Brief » Count every line in the following entries where the word "JSON" appears. Give the count alone.

*** Data to examine ***

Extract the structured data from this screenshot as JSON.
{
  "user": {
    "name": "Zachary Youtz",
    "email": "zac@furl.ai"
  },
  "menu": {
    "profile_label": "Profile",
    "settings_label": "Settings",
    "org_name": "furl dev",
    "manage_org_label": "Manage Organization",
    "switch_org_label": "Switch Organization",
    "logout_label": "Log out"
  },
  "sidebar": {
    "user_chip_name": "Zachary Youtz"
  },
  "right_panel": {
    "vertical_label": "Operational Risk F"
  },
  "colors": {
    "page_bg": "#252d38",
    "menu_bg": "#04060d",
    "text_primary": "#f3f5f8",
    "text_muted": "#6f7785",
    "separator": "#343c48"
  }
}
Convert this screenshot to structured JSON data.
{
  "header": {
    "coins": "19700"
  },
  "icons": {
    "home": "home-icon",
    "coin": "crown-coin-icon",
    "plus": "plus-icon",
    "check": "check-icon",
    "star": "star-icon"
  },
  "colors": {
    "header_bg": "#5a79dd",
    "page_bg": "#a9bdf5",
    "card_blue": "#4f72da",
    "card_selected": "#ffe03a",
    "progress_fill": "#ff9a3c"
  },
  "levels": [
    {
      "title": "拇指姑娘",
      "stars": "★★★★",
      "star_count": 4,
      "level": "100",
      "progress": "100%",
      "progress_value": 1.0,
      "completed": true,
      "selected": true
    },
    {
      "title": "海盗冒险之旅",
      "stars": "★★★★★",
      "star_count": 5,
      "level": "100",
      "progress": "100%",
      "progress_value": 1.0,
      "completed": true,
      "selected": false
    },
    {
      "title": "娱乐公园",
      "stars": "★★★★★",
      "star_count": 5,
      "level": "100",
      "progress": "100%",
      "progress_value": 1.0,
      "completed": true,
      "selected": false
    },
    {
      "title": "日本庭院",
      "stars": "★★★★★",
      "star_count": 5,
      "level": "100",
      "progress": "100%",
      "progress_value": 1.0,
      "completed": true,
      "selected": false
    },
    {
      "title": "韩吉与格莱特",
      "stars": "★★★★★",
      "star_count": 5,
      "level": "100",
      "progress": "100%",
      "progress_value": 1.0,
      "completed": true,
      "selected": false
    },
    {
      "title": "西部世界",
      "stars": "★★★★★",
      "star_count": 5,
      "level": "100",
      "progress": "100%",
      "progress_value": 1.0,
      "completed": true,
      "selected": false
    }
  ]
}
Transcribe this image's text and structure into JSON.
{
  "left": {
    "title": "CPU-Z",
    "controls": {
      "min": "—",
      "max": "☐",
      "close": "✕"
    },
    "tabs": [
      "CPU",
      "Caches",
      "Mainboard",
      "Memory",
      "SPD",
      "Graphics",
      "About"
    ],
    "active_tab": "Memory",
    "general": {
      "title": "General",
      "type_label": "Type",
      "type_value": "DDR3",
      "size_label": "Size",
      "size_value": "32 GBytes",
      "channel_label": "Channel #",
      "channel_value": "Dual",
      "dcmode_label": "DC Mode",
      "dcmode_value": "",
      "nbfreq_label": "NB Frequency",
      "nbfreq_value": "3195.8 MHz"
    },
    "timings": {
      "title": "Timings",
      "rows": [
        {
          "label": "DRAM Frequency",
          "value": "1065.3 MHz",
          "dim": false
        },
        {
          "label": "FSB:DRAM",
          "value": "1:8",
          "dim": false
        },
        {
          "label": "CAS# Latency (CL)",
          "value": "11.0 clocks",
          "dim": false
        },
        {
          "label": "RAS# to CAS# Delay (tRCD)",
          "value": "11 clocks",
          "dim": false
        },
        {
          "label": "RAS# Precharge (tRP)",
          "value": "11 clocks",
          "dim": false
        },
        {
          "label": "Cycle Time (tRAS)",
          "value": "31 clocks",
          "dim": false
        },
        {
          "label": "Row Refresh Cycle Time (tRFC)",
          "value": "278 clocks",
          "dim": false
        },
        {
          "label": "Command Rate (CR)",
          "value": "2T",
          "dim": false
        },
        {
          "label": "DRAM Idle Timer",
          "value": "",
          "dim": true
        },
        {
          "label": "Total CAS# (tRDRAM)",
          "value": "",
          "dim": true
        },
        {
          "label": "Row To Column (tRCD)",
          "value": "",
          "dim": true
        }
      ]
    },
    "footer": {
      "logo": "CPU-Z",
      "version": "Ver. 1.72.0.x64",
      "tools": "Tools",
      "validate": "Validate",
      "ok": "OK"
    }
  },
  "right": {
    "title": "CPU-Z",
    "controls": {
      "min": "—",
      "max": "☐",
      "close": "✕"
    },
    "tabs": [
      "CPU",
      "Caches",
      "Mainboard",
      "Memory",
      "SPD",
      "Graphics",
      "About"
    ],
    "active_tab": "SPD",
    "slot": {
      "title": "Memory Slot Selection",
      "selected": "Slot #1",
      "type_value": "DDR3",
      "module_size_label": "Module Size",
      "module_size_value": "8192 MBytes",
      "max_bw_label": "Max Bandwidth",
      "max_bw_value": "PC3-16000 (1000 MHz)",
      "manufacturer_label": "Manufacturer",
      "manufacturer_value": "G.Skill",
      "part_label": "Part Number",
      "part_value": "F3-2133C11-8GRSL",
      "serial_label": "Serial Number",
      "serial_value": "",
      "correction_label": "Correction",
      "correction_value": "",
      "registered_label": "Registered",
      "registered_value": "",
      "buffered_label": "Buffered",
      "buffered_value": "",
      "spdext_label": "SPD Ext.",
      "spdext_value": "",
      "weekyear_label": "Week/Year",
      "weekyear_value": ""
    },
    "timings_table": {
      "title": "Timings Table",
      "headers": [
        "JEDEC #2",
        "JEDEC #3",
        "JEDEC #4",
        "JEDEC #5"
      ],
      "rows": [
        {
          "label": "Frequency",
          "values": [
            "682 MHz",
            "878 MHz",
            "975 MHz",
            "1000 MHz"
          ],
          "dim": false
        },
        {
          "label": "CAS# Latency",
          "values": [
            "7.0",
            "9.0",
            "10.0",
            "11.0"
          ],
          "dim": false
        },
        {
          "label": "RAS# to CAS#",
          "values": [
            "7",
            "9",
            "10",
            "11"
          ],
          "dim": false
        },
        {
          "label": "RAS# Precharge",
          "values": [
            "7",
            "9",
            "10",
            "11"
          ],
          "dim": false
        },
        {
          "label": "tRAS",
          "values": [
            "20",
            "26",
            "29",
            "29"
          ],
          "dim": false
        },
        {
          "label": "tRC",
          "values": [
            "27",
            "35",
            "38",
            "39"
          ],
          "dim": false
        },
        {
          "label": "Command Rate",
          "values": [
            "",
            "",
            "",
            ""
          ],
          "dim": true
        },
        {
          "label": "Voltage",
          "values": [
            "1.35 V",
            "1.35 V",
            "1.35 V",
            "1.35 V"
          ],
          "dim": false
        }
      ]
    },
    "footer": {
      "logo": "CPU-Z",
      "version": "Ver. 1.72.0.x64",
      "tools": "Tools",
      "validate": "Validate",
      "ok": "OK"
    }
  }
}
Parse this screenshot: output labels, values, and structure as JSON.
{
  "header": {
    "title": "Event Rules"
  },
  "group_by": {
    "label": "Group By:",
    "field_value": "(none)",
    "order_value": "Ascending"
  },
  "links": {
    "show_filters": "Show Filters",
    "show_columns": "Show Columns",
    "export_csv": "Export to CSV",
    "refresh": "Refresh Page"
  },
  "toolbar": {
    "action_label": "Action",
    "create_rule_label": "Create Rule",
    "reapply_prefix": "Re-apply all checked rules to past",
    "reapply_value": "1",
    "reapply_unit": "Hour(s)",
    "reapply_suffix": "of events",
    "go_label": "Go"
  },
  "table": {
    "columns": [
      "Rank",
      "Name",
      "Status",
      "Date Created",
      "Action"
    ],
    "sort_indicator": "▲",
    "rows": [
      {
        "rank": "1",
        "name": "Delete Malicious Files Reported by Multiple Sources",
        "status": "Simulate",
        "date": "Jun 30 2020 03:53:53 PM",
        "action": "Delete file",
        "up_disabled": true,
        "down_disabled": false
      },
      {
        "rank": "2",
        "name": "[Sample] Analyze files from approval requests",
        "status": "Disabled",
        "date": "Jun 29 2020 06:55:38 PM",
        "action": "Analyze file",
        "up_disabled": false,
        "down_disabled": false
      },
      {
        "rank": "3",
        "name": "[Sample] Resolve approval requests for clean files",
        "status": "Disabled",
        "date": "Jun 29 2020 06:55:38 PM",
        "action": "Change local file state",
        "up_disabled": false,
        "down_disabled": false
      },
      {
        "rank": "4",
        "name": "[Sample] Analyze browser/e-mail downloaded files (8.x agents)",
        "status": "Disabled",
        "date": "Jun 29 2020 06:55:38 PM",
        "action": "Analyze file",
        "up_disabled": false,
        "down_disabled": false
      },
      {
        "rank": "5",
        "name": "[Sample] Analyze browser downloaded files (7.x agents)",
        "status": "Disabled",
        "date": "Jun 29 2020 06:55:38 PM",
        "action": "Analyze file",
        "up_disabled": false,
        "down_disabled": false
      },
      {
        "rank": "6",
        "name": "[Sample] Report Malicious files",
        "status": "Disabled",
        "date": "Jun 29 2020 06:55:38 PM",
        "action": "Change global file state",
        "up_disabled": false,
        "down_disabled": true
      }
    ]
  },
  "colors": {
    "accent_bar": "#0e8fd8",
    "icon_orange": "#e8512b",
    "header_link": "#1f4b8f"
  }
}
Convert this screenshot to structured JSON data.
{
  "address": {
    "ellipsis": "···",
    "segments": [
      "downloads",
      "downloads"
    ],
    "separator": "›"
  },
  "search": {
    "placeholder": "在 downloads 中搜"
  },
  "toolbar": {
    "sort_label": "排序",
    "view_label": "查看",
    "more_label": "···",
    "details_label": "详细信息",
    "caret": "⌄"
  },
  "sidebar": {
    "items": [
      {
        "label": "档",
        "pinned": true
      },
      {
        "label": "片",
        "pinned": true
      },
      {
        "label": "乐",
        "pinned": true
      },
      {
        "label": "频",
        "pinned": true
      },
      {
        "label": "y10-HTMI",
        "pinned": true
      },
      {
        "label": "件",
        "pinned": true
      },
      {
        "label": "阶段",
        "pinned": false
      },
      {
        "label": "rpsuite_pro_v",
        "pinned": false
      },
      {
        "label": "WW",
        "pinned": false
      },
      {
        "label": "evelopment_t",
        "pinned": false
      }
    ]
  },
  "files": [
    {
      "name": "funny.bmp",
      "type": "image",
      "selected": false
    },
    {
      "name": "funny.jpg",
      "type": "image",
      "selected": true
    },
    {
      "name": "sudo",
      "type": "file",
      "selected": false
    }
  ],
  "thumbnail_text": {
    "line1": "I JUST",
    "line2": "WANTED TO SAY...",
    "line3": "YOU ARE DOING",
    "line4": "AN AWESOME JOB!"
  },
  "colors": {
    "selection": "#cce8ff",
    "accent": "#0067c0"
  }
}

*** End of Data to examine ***

Your response » 5